The wealth of hearing, speaking and knowing love
By JAMES STEPHEN BEHRENS
His name was Harry, and I used to visit him in a New Jersey nursing home. He had suffered a stroke, and his bed was just off to the right as soon as I entered the front door. He could begin a sentence and then would lose his way with whatever connects the brain, language and the tongue and would start to cry. He had little control over the movement of his arms. I never saw him move his legs. He was in a large bed that was like a babys crib, with metal bars on the side that kept him from rolling out of the bed with the uncontrollable movement of his arms.
I would speak to him, and at first he would smile and start to say a few things and then would cry as the words failed him. The nurses told me that he was in no pain, that many people who suffer strokes cry uncontrollably. I would reach through the bars and take his hand in mine and while holding his hand talk to him and sometimes he would stop crying and seemed to listen. He would smile, but then the smile would give way to tears when he attempted to speak again. I would keep talking and holding his hand. He smiled, then cried, then smiled again. His words came in sputters and pain.

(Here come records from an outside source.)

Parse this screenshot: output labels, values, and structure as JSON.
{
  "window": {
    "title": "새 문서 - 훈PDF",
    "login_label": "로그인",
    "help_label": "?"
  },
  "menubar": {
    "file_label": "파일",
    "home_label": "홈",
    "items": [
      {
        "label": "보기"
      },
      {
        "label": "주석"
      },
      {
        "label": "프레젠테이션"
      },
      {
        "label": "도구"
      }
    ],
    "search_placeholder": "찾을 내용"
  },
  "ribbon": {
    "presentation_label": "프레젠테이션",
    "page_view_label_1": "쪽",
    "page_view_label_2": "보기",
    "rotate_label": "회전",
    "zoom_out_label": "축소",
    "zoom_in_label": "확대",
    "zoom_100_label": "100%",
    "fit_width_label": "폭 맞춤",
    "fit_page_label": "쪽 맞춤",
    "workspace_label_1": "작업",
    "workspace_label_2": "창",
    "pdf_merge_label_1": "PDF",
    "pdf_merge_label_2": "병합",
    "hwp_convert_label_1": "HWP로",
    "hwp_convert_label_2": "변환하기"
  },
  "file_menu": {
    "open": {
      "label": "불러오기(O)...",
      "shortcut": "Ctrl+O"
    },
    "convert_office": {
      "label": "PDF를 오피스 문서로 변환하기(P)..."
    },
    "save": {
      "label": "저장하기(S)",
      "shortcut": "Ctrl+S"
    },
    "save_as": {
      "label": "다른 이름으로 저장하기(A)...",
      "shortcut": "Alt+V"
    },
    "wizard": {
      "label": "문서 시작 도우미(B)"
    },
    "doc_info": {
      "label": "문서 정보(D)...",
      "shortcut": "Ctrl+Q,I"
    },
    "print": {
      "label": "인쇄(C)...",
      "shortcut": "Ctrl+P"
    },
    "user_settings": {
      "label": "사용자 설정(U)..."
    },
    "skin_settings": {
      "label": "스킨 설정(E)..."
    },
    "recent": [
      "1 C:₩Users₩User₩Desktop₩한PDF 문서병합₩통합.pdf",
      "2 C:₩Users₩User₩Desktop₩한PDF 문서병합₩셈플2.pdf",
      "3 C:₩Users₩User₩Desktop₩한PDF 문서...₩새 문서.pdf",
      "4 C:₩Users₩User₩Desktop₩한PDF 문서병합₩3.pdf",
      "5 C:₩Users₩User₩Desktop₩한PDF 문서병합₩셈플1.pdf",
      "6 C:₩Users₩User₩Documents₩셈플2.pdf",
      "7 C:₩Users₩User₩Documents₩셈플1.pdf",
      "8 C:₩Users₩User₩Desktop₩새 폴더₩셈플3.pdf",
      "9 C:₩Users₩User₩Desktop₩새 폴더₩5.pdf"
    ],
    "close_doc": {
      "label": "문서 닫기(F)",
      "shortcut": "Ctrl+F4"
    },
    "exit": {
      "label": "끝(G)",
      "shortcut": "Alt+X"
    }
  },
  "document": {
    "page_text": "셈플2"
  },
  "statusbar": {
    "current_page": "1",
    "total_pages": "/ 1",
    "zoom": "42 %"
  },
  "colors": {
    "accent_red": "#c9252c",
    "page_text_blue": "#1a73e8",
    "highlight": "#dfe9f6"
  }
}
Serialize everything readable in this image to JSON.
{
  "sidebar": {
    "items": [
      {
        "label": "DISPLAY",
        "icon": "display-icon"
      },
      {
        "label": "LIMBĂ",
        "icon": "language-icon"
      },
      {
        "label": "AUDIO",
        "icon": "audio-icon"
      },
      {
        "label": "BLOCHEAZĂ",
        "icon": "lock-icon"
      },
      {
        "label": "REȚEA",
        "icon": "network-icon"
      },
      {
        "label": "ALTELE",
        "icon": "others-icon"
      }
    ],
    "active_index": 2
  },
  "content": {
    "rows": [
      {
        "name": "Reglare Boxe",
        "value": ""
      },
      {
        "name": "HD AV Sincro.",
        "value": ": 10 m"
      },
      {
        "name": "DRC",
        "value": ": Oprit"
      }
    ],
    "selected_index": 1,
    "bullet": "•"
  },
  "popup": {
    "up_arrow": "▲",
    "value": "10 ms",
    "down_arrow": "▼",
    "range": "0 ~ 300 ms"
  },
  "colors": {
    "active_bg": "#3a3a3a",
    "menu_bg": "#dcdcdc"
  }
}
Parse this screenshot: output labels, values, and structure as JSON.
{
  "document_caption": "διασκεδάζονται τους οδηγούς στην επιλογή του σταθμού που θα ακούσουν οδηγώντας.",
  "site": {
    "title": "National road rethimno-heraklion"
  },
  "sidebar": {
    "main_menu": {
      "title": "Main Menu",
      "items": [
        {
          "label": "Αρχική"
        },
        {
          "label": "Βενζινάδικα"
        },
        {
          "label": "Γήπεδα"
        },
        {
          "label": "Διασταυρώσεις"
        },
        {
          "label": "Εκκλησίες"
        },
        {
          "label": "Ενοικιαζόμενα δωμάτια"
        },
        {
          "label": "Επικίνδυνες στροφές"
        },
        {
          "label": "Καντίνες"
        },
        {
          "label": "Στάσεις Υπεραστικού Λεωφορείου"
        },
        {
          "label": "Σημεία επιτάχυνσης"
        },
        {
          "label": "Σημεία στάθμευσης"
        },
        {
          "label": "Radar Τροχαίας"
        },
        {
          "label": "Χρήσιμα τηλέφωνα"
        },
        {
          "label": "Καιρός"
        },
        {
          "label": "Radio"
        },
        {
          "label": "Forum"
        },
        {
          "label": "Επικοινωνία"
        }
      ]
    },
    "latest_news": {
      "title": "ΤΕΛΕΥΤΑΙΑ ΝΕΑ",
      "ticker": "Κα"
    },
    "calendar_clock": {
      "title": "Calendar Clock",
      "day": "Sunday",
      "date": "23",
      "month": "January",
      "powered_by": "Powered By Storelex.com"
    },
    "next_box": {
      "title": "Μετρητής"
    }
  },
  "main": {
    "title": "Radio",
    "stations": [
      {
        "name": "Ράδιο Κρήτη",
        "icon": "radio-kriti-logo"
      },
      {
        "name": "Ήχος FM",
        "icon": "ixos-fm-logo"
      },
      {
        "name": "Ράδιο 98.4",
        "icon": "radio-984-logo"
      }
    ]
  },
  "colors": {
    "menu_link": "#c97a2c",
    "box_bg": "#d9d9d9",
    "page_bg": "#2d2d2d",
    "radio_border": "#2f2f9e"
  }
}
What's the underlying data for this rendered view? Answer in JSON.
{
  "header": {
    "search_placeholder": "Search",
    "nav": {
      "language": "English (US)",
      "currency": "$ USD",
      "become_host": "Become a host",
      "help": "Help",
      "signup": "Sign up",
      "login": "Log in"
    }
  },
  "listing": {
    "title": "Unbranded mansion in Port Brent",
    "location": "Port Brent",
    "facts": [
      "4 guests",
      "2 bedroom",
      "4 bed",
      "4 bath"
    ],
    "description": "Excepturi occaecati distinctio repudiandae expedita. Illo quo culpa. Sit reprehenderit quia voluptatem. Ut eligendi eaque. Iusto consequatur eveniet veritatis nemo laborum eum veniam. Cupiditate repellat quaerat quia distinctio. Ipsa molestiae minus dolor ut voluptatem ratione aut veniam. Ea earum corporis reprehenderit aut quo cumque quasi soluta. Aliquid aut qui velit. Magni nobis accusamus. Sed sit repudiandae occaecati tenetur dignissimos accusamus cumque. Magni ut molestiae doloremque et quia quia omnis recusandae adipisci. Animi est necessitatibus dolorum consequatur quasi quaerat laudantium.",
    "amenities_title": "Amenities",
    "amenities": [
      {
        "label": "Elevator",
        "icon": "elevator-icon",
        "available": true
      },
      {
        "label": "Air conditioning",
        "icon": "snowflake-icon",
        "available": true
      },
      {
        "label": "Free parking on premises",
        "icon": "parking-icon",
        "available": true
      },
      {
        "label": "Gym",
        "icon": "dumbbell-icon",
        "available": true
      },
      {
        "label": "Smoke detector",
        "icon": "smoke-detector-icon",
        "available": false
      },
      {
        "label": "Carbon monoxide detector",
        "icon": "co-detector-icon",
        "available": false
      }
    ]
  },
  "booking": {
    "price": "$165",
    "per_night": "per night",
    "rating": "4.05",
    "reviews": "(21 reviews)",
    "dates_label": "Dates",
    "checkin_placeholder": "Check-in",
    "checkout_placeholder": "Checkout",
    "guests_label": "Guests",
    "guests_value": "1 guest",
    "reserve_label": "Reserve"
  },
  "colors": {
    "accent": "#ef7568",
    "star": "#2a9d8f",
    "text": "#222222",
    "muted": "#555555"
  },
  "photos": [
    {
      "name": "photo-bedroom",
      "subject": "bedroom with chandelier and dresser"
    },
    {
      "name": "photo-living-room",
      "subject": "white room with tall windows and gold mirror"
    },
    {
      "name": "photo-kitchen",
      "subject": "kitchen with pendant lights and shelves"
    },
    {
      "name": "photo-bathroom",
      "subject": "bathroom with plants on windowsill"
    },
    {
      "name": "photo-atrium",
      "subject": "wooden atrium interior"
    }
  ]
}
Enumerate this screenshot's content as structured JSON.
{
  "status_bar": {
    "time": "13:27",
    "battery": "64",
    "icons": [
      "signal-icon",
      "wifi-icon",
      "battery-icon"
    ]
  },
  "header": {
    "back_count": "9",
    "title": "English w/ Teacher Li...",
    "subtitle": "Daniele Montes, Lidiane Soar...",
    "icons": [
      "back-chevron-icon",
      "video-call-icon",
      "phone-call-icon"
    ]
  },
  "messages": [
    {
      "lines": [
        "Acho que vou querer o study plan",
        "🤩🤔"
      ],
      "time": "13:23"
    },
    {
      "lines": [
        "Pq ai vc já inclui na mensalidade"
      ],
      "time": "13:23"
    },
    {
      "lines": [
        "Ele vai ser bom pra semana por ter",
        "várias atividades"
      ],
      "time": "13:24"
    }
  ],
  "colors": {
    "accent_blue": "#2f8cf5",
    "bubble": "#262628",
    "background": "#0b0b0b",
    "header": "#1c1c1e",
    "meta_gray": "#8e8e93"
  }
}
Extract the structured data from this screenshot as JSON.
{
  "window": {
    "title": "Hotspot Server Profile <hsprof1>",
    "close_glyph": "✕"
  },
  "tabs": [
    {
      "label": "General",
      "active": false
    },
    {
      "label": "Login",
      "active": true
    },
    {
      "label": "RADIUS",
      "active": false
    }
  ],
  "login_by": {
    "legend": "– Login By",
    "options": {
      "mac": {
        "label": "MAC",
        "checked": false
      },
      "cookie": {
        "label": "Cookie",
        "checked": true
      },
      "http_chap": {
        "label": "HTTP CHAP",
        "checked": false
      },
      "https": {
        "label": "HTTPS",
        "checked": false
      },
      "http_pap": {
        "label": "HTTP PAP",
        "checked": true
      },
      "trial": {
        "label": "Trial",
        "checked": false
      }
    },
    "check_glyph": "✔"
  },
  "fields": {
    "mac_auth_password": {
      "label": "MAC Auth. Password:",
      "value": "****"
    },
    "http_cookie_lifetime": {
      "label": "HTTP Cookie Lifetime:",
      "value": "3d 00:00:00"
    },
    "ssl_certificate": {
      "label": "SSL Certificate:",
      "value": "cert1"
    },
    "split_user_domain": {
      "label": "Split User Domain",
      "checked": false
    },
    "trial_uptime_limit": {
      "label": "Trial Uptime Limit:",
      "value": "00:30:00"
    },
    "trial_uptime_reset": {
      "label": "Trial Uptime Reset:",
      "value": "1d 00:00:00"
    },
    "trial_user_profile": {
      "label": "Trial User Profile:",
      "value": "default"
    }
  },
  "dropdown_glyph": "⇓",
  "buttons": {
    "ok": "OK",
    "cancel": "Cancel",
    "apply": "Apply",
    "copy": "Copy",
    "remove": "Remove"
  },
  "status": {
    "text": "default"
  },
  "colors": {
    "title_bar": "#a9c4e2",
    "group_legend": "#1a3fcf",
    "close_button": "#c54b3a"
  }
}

All about me during those visits were other visitors who chatted away with each other or with men and women they were visiting. Harry seemed so far away by comparison. No one, it seemed, could really visit him and connect with his mind and heart through language.
That was almost 30 years ago. Harry was old then, and I am sure he has passed on. I moved on, too, and used to go back from time to time to see him, and there was never any change in the routine.
I thought back on Harry earlier today. Of all things, a book on the transcontinental railroad brought him to mind. It is the book we are having read to us during our main meal at midday, and the section today was about the high hopes people had 150 years ago as plans were being discussed to lay tracks from one end of America to the other. The monk who read came to a sentence that said that gold would be discovered in California and the rush would be on -- the tracks would be laid even faster. The desire for wealth made everything and everyone move faster. Hopes would reach a frenzy.
And Harry came to mind. Why? I am not sure. Maybe some association with connecting, with reaching a point, with high hopes of arrival and the wealth of being able to do just that. Harry lay still -- all the gold in California would have meant nothing to him. To speak would have been rubies and diamonds for him. He had a heart. He could not speak from it.
A nurse told me that it was important to speak to Harry as if he were normal. Tell him you care for him, she would say. Tell him it is going to be all right.
Well, I cared for him and told him as much, but things were not all right. I only had my words and the holding of his hand. Fools gold, maybe. Not the real thing. But then, on second thought, what a different world it would be if we tried every day to reach out to each other with the little we have. We are the only wealth there is. How I wish we could as easily find a way to reach into the heart of another and find the gold that is there.
All the wealth in the world is worthless when it is no longer within our grasp. And, I wonder, what is its real worth, anyway? We will all reach a still point in life when we want to hear love, speak love, know love through touch, nearness, goodness. Perhaps we can know something of that day by laying what tracks we can to bring us to the only wealth that matters in this life and surely the life to come. Be still, be loving, receive love from others.
Trappist Fr. James Behrens lives at Holy Spirit Monastery, Conyers, Ga.
National Catholic Reporter, January 11, 2002